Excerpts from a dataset
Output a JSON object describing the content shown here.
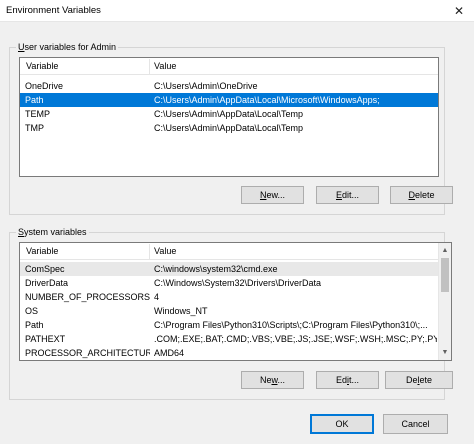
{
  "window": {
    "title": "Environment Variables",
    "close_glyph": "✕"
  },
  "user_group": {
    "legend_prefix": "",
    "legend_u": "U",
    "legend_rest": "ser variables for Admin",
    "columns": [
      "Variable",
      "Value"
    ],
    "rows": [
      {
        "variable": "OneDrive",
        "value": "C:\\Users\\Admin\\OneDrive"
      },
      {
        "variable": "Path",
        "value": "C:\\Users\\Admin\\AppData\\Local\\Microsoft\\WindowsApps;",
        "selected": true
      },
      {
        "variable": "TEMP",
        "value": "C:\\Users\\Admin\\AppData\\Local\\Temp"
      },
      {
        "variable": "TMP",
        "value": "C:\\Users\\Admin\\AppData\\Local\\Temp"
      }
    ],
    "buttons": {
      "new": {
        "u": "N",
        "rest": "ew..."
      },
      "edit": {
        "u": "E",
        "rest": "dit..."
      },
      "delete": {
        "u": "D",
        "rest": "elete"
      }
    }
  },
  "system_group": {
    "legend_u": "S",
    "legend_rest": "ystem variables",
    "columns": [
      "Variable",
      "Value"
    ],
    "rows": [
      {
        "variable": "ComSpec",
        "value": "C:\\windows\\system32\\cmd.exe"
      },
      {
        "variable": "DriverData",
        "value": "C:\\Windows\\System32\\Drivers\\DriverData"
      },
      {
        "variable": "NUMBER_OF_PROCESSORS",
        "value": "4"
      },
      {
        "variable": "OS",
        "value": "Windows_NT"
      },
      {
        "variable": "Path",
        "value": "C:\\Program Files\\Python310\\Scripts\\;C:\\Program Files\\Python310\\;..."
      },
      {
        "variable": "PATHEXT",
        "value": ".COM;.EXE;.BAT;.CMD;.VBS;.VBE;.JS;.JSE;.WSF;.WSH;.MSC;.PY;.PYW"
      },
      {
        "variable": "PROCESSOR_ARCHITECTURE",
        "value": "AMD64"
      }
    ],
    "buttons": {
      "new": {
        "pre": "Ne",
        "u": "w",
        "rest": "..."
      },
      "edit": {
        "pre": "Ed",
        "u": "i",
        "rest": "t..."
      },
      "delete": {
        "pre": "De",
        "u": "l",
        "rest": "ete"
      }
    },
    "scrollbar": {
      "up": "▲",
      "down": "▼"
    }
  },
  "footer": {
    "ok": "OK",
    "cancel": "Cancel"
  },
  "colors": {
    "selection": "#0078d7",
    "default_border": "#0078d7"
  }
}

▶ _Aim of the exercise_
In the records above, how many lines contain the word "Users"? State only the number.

▶ _Answer for this exercise_
4